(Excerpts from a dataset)

------

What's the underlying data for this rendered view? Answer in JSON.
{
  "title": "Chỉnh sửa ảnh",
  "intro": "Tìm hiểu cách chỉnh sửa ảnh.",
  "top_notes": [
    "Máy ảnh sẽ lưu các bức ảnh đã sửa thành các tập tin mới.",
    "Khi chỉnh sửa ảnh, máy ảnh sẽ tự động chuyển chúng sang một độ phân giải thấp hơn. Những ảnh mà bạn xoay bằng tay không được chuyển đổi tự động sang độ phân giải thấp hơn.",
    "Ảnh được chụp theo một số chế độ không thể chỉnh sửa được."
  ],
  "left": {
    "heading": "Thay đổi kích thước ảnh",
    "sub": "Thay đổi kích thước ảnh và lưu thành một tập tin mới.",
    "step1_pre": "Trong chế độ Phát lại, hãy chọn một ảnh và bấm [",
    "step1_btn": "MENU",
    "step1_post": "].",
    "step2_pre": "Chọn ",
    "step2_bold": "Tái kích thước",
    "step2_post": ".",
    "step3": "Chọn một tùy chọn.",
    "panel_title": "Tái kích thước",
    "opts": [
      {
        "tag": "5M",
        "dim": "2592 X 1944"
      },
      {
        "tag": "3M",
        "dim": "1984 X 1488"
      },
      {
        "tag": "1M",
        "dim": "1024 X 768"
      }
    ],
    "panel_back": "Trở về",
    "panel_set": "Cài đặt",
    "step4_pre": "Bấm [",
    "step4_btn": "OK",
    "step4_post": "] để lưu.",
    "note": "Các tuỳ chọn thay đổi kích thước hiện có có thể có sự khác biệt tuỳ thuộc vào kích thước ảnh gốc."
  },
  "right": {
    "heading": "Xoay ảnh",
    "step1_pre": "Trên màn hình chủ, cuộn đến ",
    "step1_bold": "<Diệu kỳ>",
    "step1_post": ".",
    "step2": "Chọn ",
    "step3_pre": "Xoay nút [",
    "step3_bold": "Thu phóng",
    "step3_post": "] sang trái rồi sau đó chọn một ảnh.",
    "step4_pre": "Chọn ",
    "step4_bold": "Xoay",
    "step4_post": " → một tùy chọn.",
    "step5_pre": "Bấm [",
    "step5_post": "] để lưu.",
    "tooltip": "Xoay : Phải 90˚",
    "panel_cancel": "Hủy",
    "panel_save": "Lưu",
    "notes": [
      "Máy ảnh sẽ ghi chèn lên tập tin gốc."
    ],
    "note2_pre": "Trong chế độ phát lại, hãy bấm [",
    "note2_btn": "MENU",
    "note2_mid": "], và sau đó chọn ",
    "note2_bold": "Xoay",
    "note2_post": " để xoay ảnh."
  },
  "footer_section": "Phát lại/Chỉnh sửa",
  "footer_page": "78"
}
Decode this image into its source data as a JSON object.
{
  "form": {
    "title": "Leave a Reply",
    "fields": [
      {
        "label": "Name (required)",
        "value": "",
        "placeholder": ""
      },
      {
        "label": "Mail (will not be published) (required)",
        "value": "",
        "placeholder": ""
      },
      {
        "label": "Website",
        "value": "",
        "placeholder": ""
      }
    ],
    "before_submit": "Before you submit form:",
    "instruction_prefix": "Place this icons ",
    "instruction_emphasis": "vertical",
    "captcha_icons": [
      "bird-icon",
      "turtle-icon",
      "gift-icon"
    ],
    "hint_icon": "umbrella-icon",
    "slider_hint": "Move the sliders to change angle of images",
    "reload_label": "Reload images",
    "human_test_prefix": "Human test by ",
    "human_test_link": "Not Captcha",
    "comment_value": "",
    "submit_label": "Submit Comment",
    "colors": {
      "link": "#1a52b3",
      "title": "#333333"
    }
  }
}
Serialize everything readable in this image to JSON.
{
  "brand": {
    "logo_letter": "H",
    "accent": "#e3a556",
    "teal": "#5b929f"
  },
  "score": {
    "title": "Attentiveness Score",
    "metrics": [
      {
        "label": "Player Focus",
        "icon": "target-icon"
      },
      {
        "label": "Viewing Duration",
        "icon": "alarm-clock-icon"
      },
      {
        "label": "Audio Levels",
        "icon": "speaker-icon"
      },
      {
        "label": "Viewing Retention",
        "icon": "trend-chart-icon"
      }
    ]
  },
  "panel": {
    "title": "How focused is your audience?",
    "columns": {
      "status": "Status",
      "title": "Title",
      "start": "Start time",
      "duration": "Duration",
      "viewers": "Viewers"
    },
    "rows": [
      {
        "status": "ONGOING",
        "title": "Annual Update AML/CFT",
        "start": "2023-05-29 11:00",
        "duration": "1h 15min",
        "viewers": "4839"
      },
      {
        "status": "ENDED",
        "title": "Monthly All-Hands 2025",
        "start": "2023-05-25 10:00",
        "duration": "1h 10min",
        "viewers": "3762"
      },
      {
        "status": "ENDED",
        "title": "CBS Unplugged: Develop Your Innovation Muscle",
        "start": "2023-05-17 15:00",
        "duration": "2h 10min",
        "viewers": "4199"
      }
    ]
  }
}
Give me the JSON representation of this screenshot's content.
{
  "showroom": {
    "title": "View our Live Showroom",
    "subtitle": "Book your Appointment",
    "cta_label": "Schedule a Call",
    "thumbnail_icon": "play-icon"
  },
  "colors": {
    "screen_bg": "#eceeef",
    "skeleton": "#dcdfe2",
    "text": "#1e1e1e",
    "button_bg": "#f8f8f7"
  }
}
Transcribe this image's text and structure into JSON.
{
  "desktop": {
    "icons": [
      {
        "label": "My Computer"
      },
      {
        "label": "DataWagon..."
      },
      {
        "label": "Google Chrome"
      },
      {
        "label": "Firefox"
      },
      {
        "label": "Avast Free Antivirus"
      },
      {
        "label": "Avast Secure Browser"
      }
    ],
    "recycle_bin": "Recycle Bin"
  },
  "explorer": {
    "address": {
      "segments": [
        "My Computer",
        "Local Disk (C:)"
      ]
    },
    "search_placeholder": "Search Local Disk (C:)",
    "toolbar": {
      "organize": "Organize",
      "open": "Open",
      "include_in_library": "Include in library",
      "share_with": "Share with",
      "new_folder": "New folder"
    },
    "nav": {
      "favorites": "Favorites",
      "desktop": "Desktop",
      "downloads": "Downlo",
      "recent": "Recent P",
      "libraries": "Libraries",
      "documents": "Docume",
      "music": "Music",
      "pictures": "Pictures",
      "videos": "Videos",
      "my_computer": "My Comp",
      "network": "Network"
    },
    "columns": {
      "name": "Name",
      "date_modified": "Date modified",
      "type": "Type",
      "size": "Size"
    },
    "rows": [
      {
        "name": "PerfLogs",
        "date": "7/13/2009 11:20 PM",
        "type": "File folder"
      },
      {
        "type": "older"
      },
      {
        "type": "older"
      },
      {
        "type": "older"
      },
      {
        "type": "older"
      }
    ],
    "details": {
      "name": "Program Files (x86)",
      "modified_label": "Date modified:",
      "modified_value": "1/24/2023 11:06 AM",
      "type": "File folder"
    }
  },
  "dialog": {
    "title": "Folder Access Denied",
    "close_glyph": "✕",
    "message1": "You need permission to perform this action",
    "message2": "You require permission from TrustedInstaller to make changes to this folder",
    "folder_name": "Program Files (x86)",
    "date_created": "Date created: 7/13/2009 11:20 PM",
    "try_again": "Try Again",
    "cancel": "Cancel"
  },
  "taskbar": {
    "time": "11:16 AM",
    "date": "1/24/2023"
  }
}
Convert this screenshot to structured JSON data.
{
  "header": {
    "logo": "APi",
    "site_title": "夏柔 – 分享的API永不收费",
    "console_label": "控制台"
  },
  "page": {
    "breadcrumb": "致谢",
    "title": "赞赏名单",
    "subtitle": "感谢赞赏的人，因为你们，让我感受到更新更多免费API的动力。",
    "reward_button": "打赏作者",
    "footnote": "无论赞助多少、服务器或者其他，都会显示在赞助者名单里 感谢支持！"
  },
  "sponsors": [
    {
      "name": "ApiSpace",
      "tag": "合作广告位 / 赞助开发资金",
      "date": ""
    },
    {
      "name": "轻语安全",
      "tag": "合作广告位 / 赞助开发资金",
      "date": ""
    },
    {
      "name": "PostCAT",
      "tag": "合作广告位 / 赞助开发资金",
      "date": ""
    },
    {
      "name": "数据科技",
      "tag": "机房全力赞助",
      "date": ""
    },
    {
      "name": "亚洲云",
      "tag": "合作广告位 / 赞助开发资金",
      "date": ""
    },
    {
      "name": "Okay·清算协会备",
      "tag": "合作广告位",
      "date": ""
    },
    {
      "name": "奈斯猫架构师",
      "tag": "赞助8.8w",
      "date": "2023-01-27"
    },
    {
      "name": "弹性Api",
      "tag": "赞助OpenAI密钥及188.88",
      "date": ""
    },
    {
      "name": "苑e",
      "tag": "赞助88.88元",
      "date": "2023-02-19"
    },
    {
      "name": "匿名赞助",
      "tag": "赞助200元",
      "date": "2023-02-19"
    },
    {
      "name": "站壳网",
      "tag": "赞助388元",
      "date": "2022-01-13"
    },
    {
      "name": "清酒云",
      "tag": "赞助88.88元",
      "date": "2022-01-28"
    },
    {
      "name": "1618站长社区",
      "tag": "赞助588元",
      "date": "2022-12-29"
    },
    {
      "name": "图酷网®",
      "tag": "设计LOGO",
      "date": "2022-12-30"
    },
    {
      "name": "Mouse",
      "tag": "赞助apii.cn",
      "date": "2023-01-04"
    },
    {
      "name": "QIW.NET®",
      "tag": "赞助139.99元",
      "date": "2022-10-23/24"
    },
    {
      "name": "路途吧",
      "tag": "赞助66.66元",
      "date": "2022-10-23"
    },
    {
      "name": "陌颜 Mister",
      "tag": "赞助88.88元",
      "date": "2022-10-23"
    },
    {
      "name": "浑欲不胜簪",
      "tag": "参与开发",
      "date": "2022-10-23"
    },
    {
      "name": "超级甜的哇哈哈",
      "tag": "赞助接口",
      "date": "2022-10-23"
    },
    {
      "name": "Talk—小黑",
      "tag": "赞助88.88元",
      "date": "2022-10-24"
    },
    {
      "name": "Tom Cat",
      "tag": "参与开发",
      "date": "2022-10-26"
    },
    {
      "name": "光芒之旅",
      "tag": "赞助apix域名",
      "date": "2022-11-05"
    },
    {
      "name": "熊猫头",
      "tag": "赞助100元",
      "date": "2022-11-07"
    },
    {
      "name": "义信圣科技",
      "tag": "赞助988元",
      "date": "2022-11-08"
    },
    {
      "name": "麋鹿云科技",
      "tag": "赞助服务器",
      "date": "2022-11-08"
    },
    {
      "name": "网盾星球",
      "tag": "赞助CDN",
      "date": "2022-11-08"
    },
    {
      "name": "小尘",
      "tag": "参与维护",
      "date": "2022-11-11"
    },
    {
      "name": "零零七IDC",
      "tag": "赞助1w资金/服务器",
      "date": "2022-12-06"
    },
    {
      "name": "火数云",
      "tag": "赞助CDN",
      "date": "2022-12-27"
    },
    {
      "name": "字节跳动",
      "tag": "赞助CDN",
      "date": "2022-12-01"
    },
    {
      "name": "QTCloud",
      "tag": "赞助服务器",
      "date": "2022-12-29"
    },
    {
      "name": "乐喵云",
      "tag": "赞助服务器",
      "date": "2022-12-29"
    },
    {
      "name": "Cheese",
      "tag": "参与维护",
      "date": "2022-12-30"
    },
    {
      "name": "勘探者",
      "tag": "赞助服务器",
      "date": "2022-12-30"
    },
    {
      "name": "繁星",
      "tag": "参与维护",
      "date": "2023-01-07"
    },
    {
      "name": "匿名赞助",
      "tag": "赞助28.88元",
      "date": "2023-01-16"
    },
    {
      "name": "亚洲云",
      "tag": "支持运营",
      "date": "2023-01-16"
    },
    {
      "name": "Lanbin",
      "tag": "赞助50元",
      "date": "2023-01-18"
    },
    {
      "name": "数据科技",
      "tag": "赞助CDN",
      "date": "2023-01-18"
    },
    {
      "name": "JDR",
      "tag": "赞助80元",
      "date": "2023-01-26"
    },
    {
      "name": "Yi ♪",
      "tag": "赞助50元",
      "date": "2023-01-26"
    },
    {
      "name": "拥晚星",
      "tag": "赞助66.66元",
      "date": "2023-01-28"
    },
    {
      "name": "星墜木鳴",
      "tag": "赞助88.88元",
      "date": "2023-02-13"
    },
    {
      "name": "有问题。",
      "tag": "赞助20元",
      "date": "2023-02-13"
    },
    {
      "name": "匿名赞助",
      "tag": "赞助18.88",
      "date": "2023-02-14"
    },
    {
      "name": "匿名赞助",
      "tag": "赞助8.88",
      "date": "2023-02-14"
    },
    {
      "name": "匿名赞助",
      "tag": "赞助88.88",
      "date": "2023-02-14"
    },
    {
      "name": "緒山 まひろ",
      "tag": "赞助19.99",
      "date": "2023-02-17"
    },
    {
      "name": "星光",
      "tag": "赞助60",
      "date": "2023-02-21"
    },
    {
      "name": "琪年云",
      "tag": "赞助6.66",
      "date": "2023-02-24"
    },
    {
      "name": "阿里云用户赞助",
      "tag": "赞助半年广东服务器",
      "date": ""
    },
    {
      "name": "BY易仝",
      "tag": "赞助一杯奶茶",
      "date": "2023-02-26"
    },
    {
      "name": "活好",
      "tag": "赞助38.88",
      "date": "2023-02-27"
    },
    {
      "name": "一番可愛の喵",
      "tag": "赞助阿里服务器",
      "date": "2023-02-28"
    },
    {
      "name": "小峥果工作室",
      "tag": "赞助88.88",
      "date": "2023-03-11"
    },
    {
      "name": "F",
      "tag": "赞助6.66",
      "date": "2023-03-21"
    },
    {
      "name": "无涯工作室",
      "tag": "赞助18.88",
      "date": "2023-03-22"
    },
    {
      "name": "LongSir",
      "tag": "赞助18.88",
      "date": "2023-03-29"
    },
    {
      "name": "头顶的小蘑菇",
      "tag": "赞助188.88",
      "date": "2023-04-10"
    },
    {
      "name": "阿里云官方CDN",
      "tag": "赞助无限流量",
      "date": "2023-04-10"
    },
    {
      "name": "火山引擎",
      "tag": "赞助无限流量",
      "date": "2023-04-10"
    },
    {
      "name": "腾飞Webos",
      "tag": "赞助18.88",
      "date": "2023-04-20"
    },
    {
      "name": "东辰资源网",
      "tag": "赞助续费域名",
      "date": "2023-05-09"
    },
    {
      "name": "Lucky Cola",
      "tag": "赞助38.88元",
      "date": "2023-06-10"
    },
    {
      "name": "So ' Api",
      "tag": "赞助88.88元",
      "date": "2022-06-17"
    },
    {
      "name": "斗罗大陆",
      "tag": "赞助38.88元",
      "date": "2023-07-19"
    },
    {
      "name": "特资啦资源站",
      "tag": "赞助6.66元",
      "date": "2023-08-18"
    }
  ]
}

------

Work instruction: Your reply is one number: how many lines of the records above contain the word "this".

Completed exercise: 9